The president claimed that most of those carrying out attacks in Nigeria are from Libya. How do you situate that?
Let me just say that the president is human and is bound to make mistakes. He had no reason to claim that those that have been carrying out attacks are not Nigerians. I will rather appreciate for him to say that some Nigerians who lived in Libya during the good days of Muammar Gaddafi now had nothing doing in Libya and they have come back. It is not only Nigerians but most West African citizens were in Libya in those good Gaddafi days and were gainfully employed; they had so many things for themselves then but with the fall of Libya, naturally, they have to go back to their roots. Their roots can be anywhere. There was arms proliferation and all. Let me tell you, all tribes are involved in misadventures but it is left for the security of the nation to ascertain and solve the problem.
Some people are seeing the Ruga programme as another plan by Fulanis to conquer the South and take over their farmlands…
That was why I started by praising what General Gowon did. Believe me, if it were Goodluck Jonathan that came up with this plan, everybody would see it as a good scheme but simply because it has been initiated by one of our own, then it became a bad idea altogether. That is just that. We have to appreciate that the constitution which guarantees every citizen of this country the right to own land and posses property.
In what better way do you think this issue should have been approached?
We must learn to compliment and appreciate one another. That is just my point. If I were a governor in the South, if the president demanded for 10 hectares of land from me for starters, I would oblige and give the president a hectare or two for experimentation as the chief security officer of my state. If the experiment worked, then we add more land and if it failed, we take back our land. What is wrong in giving a piece of land for experimentation?

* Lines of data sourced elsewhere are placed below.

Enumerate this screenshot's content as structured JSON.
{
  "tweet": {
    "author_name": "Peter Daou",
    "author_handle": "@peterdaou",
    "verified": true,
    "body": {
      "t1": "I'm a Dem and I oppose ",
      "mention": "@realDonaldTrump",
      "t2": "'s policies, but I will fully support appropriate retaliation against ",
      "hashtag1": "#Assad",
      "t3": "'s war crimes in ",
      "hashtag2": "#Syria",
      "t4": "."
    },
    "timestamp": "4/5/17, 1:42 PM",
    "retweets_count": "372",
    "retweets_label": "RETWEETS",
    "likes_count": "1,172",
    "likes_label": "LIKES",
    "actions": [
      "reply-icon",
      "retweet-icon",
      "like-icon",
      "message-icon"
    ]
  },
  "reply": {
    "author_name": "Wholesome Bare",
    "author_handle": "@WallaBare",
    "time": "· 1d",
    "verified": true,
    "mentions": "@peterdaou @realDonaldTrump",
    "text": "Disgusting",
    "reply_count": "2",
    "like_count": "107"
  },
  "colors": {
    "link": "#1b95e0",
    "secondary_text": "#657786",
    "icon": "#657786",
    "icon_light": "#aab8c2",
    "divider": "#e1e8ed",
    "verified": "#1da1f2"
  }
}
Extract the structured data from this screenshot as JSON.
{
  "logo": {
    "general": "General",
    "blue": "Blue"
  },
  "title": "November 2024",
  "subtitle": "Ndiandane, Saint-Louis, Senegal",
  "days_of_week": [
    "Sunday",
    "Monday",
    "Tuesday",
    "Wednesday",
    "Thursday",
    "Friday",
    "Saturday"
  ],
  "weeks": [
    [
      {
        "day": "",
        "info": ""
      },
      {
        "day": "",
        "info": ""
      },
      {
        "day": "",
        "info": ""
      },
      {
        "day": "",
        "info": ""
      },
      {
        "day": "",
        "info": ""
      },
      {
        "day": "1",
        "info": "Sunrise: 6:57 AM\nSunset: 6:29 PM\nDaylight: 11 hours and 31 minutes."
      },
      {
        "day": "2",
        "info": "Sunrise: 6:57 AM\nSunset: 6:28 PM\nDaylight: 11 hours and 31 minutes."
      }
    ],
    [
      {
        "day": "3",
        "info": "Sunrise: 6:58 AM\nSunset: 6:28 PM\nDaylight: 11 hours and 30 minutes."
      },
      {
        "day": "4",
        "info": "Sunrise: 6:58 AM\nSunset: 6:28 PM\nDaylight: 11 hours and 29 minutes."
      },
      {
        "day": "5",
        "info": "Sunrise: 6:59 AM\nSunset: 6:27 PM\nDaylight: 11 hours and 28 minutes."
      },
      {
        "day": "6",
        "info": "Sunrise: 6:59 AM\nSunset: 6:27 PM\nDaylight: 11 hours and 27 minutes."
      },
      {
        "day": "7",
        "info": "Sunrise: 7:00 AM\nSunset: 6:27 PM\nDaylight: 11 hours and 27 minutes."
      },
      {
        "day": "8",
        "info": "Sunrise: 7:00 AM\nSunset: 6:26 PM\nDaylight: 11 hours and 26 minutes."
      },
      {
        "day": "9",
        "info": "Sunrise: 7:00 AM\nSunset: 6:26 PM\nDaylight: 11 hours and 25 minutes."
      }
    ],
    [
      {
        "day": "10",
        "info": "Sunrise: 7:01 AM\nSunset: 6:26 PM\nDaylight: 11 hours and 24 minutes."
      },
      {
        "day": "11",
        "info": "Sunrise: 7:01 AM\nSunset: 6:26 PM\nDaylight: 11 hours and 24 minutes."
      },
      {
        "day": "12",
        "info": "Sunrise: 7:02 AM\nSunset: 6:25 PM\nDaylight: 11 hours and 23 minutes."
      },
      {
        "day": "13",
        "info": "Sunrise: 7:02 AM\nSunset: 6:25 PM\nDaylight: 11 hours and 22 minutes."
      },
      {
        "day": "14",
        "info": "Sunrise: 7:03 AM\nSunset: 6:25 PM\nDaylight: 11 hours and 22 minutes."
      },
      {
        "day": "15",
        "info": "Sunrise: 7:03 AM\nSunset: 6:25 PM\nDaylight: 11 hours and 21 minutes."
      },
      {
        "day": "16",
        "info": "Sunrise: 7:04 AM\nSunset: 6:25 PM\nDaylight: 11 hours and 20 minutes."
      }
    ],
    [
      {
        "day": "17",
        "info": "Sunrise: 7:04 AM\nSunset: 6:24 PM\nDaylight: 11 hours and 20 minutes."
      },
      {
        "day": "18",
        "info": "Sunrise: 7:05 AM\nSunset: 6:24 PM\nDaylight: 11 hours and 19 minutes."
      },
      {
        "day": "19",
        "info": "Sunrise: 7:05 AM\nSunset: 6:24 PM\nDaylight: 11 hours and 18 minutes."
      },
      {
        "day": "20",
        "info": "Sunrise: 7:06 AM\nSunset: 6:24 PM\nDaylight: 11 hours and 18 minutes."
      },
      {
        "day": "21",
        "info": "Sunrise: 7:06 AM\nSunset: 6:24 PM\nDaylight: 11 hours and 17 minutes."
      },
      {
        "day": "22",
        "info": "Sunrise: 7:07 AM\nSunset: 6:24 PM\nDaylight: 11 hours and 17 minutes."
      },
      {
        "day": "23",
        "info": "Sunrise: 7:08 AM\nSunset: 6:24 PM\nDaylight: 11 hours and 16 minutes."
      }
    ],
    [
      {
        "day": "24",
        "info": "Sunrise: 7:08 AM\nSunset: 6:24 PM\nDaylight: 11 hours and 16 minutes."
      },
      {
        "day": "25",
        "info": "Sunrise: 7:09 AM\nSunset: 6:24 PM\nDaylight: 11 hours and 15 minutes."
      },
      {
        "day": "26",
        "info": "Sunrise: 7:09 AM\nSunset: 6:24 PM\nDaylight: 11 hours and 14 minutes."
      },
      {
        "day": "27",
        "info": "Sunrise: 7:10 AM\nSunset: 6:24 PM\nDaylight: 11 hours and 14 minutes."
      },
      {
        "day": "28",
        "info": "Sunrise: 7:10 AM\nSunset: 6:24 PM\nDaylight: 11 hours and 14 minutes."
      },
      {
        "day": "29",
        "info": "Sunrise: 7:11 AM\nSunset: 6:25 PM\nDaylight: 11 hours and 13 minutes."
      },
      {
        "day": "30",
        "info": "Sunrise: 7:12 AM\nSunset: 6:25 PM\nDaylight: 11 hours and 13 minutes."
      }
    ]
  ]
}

Why can’t the Fulani buy land on their own and create these ranches?
When mechanic villages were created, were mechanics asked to buy land? It was provided by the government. When industries are being established in a place, governments provide the land. The government has been providing land for all kinds of investments in this country, why should the Fulani be an exception?

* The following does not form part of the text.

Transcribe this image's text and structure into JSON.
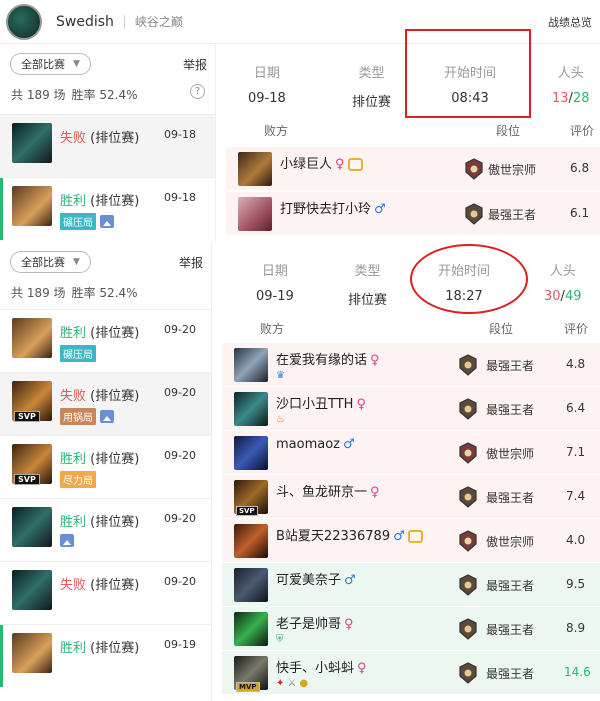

Miyyeti Allah has given the Federal Government a 30-day ultimatum to reverse its decision on the Ruga suspension. Do you think this demand is in order?
It is not. It sounds confrontational. The matter should not be handled that way.
The Igbo have also warned against any continuation of the programme?
Well, I have seen the position of former President [Olusegun] Obasanjo. He warned of a possible outbreak of another civil war. God forbid. We do not want to see that. But what mechanisms have been put in place to check the occurrence of a second civil war? It is up to those in the corridors of power to allow it or prevent it.
What is the way out?
We must have a dialogue that doesn’t look like the one we had previously under the name of national conference. There must be dialogue so that our problems can be critically analysed and addressed.
Are you calling for the restructuring of the country?
What restructuring? There is nothing to restructure.